Task statement:
Go through the entries below and tally each line holding the string "likes". Return the number only.

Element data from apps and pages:
※ ※ ※
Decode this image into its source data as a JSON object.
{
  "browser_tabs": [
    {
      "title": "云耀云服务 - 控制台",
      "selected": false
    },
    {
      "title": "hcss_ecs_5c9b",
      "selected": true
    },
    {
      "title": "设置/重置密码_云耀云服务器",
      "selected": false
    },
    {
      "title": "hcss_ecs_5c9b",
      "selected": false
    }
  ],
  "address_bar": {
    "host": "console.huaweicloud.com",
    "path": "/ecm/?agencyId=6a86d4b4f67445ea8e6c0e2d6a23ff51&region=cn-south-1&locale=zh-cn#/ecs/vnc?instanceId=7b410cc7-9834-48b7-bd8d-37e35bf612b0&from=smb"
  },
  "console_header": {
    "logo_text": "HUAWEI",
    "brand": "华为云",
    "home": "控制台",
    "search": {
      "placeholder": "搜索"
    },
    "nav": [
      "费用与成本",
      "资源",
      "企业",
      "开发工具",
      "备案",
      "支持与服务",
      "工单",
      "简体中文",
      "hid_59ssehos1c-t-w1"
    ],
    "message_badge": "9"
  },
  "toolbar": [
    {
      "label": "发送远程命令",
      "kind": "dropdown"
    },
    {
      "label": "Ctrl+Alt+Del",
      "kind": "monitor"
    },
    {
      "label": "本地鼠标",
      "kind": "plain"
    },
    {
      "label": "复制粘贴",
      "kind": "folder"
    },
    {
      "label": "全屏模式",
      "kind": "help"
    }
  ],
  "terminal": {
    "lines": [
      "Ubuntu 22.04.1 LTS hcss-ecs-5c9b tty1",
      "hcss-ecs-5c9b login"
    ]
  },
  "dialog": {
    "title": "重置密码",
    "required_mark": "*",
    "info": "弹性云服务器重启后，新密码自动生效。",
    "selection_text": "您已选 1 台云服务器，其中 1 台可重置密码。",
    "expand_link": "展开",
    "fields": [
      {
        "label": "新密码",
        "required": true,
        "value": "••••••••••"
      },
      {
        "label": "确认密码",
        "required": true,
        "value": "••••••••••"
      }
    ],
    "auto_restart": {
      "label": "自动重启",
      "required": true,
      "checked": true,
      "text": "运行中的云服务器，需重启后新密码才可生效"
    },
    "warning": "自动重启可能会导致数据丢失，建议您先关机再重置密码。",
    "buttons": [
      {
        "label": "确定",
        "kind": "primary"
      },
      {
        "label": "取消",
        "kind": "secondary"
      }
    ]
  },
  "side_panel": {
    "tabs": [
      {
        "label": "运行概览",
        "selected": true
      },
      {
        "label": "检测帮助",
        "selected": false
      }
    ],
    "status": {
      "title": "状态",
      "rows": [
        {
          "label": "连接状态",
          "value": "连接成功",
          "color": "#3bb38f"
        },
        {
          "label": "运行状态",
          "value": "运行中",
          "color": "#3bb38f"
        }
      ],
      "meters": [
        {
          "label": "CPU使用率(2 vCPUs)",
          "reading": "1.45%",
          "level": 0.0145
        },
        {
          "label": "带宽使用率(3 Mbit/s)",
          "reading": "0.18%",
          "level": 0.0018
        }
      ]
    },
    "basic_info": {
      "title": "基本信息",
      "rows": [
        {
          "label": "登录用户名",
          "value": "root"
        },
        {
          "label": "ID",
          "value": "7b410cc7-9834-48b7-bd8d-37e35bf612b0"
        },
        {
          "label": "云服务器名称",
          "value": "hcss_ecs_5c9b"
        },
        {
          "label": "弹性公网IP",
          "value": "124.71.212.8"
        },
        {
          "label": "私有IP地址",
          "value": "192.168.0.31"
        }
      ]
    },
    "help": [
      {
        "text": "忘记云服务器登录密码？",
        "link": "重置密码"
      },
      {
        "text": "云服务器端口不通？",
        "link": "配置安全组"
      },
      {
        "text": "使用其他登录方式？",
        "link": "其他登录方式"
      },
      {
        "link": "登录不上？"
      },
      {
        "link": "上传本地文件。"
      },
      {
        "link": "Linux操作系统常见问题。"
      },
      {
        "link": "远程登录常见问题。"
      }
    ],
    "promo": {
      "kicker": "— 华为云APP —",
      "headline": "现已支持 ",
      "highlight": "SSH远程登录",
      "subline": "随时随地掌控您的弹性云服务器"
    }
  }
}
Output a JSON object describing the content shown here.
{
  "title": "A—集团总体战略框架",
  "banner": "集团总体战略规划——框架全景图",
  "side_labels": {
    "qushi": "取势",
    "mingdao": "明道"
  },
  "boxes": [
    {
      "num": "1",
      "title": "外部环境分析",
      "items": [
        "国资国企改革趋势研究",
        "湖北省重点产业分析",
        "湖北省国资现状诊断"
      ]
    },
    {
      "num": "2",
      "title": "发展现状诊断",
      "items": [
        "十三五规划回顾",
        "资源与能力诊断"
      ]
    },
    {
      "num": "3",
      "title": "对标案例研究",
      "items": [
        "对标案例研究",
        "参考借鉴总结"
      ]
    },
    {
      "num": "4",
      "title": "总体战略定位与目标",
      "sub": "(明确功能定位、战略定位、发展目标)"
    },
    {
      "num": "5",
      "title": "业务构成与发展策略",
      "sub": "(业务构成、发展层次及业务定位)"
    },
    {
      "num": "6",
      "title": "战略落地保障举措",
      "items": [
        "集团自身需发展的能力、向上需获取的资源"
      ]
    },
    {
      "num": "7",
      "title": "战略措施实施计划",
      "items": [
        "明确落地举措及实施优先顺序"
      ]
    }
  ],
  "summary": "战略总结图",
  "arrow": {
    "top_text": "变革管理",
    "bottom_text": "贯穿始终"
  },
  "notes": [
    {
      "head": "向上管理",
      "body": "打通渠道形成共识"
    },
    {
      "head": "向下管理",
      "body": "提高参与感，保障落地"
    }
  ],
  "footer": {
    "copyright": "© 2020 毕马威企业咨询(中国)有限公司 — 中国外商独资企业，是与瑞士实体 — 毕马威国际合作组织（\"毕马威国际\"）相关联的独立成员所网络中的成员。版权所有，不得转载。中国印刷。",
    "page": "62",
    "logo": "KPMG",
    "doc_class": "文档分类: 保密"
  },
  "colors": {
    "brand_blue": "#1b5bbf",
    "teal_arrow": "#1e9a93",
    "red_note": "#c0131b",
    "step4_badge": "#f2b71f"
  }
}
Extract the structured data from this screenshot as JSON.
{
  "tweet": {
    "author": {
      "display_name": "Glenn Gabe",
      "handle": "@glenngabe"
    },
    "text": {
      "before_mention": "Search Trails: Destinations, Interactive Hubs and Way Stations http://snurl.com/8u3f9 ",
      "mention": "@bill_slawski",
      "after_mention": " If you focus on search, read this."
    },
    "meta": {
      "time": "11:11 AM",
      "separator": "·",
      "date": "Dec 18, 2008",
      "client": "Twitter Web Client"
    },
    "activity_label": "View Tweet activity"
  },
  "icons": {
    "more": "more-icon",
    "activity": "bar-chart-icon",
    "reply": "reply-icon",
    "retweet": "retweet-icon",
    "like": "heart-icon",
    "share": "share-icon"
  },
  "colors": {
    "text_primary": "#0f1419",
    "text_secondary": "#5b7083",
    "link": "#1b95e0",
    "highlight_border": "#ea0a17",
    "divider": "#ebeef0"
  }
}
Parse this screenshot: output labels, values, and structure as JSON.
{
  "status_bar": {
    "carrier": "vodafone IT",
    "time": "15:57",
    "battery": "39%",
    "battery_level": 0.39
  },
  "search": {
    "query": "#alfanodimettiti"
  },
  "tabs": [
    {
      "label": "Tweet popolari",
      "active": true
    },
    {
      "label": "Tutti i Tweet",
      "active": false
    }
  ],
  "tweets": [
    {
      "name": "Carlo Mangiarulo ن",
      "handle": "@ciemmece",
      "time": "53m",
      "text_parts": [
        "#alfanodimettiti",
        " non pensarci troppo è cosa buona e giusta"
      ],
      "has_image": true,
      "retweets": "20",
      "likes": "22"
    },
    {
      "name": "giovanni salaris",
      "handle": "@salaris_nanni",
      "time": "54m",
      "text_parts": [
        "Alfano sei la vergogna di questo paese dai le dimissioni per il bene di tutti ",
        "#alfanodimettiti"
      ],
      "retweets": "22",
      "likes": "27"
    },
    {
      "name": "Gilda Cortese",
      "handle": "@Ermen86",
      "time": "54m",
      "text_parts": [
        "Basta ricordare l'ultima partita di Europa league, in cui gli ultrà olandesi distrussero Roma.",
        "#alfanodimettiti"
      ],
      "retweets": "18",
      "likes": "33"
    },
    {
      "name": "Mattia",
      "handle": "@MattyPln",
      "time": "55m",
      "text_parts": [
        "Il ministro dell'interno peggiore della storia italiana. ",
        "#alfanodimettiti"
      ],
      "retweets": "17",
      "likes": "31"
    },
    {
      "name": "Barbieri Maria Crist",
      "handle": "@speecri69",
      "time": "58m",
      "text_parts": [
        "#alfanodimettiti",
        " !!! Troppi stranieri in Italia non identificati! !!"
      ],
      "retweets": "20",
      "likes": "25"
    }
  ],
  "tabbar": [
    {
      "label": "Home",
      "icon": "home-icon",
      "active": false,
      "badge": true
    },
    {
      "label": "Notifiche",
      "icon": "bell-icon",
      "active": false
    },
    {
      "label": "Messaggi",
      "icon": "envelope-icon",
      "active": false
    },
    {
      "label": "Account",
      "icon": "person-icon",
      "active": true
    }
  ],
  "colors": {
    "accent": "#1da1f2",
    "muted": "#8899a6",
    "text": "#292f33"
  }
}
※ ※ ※
Output:
5